** PROBLEM DESCRIPTION **
In the entries below, how many lines contain the string "structured"? Give the number by itself.

** MATERIAL SUPPLIED **
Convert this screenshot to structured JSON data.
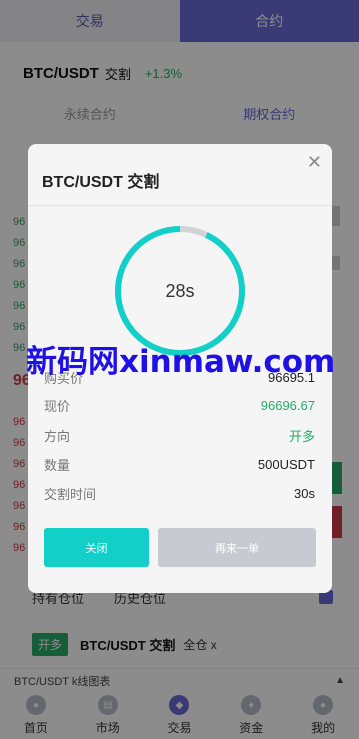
{
  "top_tabs": [
    "交易",
    "合约"
  ],
  "pair": {
    "name": "BTC/USDT",
    "suffix": "交割",
    "change": "+1.3%"
  },
  "sub_tabs": [
    "永续合约",
    "期权合约"
  ],
  "position_tabs": [
    "持有仓位",
    "历史仓位"
  ],
  "open_position": {
    "badge": "开多",
    "pair": "BTC/USDT 交割",
    "mode": "全仓 x"
  },
  "kline_label": "BTC/USDT k线图表",
  "bottom_nav": [
    {
      "label": "首页",
      "icon": "home-icon"
    },
    {
      "label": "市场",
      "icon": "market-icon"
    },
    {
      "label": "交易",
      "icon": "trade-icon"
    },
    {
      "label": "资金",
      "icon": "wallet-icon"
    },
    {
      "label": "我的",
      "icon": "user-icon"
    }
  ],
  "modal": {
    "title": "BTC/USDT 交割",
    "countdown": "28s",
    "countdown_fraction": 0.93,
    "rows": [
      {
        "label": "购买价",
        "value": "96695.1"
      },
      {
        "label": "现价",
        "value": "96696.67"
      },
      {
        "label": "方向",
        "value": "开多"
      },
      {
        "label": "数量",
        "value": "500USDT"
      },
      {
        "label": "交割时间",
        "value": "30s"
      }
    ],
    "close_button": "关闭",
    "again_button": "再来一单"
  },
  "watermark": "新码网xinmaw.com",
  "colors": {
    "accent": "#6a6ad8",
    "teal": "#12d0c8",
    "green": "#28a96b",
    "red": "#d23a4a",
    "watermark": "#1f10e6"
  }
}
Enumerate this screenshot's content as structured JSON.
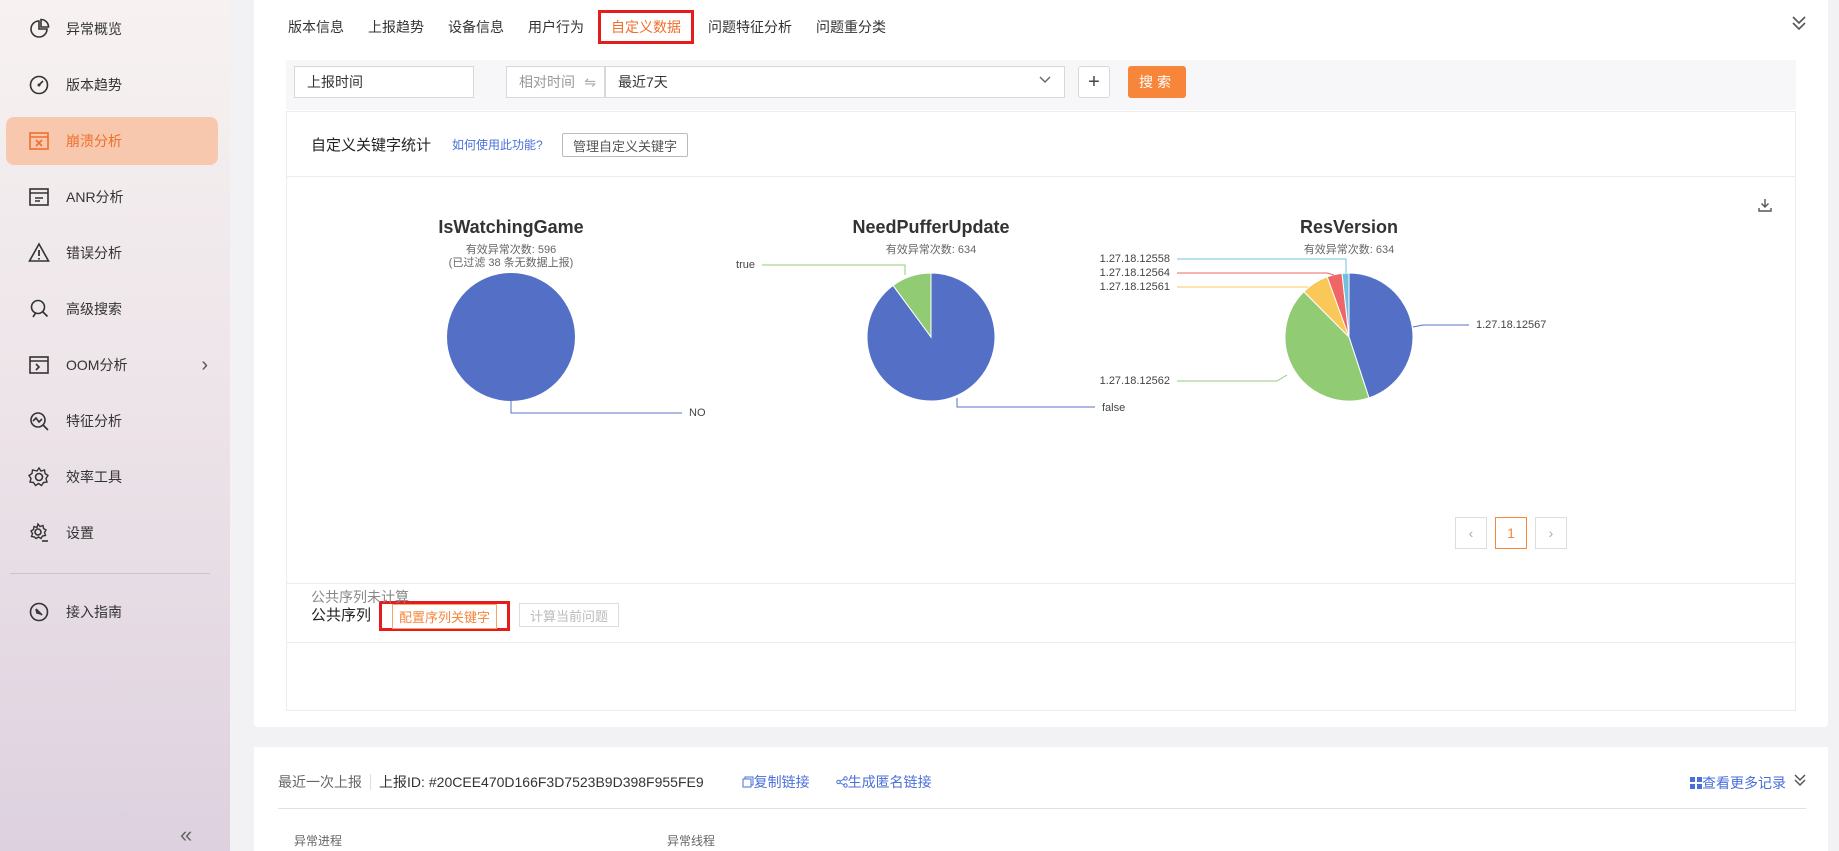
{
  "sidebar": {
    "items": [
      {
        "label": "异常概览",
        "icon": "pie-chart-icon"
      },
      {
        "label": "版本趋势",
        "icon": "gauge-icon"
      },
      {
        "label": "崩溃分析",
        "icon": "crash-window-icon",
        "active": true
      },
      {
        "label": "ANR分析",
        "icon": "anr-window-icon"
      },
      {
        "label": "错误分析",
        "icon": "warning-icon"
      },
      {
        "label": "高级搜索",
        "icon": "search-icon"
      },
      {
        "label": "OOM分析",
        "icon": "oom-window-icon",
        "has_submenu": true
      },
      {
        "label": "特征分析",
        "icon": "feature-search-icon"
      },
      {
        "label": "效率工具",
        "icon": "gear-icon"
      },
      {
        "label": "设置",
        "icon": "settings-icon"
      },
      {
        "label": "接入指南",
        "icon": "compass-icon"
      }
    ]
  },
  "tabs": [
    {
      "label": "版本信息"
    },
    {
      "label": "上报趋势"
    },
    {
      "label": "设备信息"
    },
    {
      "label": "用户行为"
    },
    {
      "label": "自定义数据",
      "active": true
    },
    {
      "label": "问题特征分析"
    },
    {
      "label": "问题重分类"
    }
  ],
  "filter": {
    "time_field": "上报时间",
    "relative": "相对时间",
    "range": "最近7天",
    "plus": "+",
    "search": "搜索"
  },
  "custom_keywords": {
    "title": "自定义关键字统计",
    "help_link": "如何使用此功能?",
    "manage_button": "管理自定义关键字"
  },
  "charts": [
    {
      "title": "IsWatchingGame",
      "subtitle": "有效异常次数: 596",
      "subtitle2": "(已过滤 38 条无数据上报)"
    },
    {
      "title": "NeedPufferUpdate",
      "subtitle": "有效异常次数: 634",
      "subtitle2": ""
    },
    {
      "title": "ResVersion",
      "subtitle": "有效异常次数: 634",
      "subtitle2": ""
    }
  ],
  "chart_data": [
    {
      "type": "pie",
      "title": "IsWatchingGame",
      "categories": [
        "NO"
      ],
      "values": [
        596
      ],
      "colors": [
        "#5470c6"
      ]
    },
    {
      "type": "pie",
      "title": "NeedPufferUpdate",
      "categories": [
        "false",
        "true"
      ],
      "values": [
        570,
        64
      ],
      "colors": [
        "#5470c6",
        "#91cc75"
      ]
    },
    {
      "type": "pie",
      "title": "ResVersion",
      "categories": [
        "1.27.18.12567",
        "1.27.18.12562",
        "1.27.18.12561",
        "1.27.18.12564",
        "1.27.18.12558"
      ],
      "values": [
        285,
        270,
        44,
        24,
        11
      ],
      "colors": [
        "#5470c6",
        "#91cc75",
        "#fac858",
        "#ee6666",
        "#73c0de"
      ]
    }
  ],
  "pager": {
    "prev": "‹",
    "current": "1",
    "next": "›"
  },
  "sequence": {
    "title": "公共序列",
    "config_button": "配置序列关键字",
    "calc_button": "计算当前问题",
    "empty_text": "公共序列未计算"
  },
  "report": {
    "last_label": "最近一次上报",
    "id_label": "上报ID:",
    "id_value": "#20CEE470D166F3D7523B9D398F955FE9",
    "copy_link": "复制链接",
    "anon_link": "生成匿名链接",
    "more_link": "查看更多记录",
    "col_process": "异常进程",
    "col_thread": "异常线程"
  },
  "colors": {
    "accent": "#ef6f2d",
    "highlight_border": "#e51c1c",
    "link": "#4a6fd8"
  }
}
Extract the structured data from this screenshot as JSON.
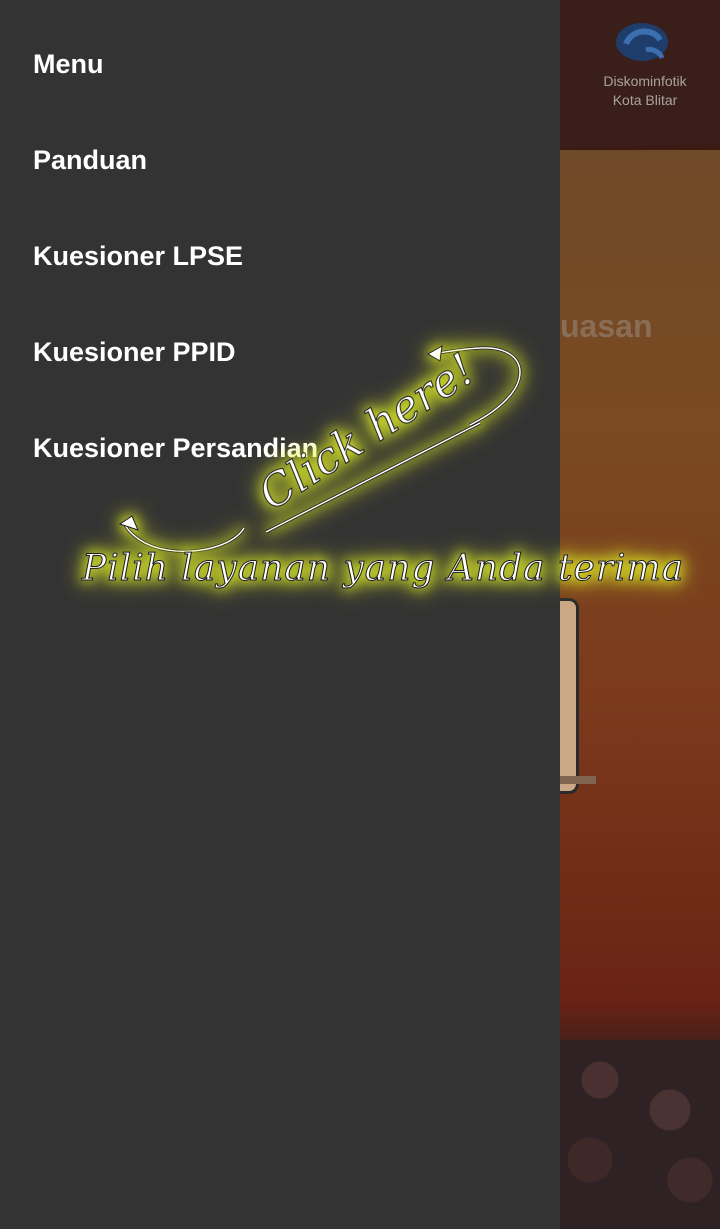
{
  "background": {
    "brand_line1": "Diskominfotik",
    "brand_line2": "Kota Blitar",
    "partial_heading": "uasan"
  },
  "drawer": {
    "items": [
      {
        "label": "Menu"
      },
      {
        "label": "Panduan"
      },
      {
        "label": "Kuesioner LPSE"
      },
      {
        "label": "Kuesioner PPID"
      },
      {
        "label": "Kuesioner Persandian"
      }
    ]
  },
  "overlay": {
    "click_hint": "Click here!",
    "instruction": "Pilih layanan yang Anda terima"
  },
  "colors": {
    "drawer_bg": "#333333",
    "menu_text": "#ffffff",
    "hint_glow": "#f4ff2e"
  }
}
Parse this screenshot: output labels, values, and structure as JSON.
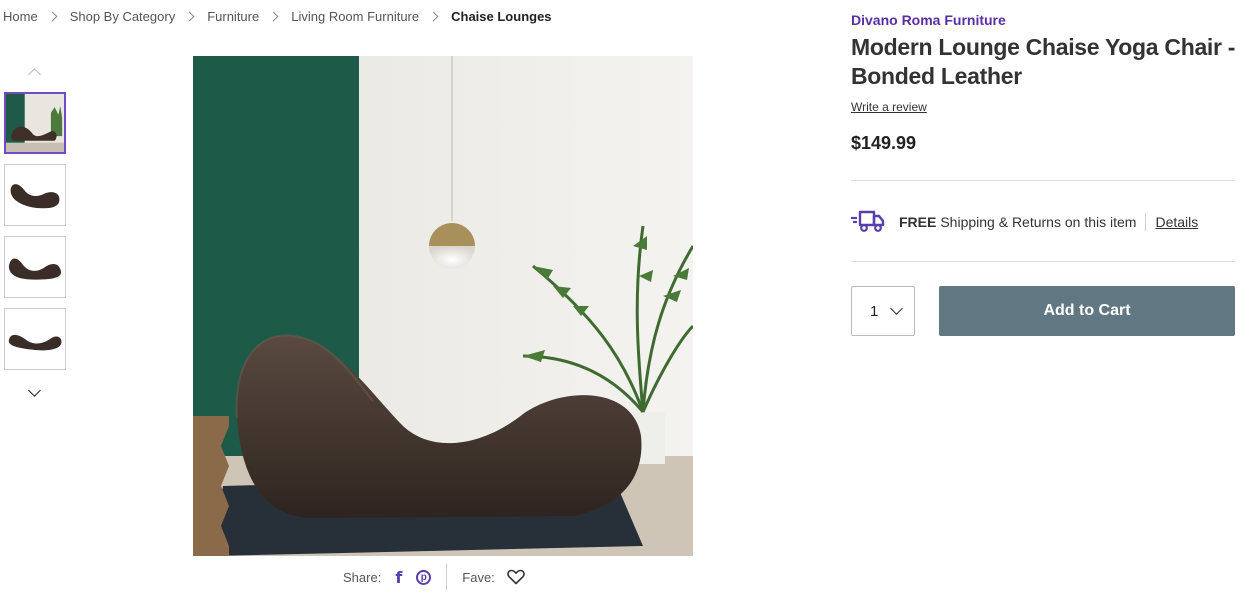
{
  "breadcrumb": {
    "items": [
      "Home",
      "Shop By Category",
      "Furniture",
      "Living Room Furniture"
    ],
    "current": "Chaise Lounges"
  },
  "product": {
    "brand": "Divano Roma Furniture",
    "title": "Modern Lounge Chaise Yoga Chair - Bonded Leather",
    "review_link": "Write a review",
    "price": "$149.99"
  },
  "shipping": {
    "free_label": "FREE",
    "text": "Shipping & Returns on this item",
    "details_link": "Details",
    "icon": "truck-icon"
  },
  "purchase": {
    "quantity": "1",
    "add_to_cart": "Add to Cart"
  },
  "share": {
    "share_label": "Share:",
    "fave_label": "Fave:",
    "facebook_glyph": "f",
    "pinterest_glyph": "p"
  },
  "colors": {
    "brand": "#5a2ea6",
    "accent": "#5b3dab",
    "cart_button": "#617883"
  }
}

** OUTPUT OF THE EXERCISE **
3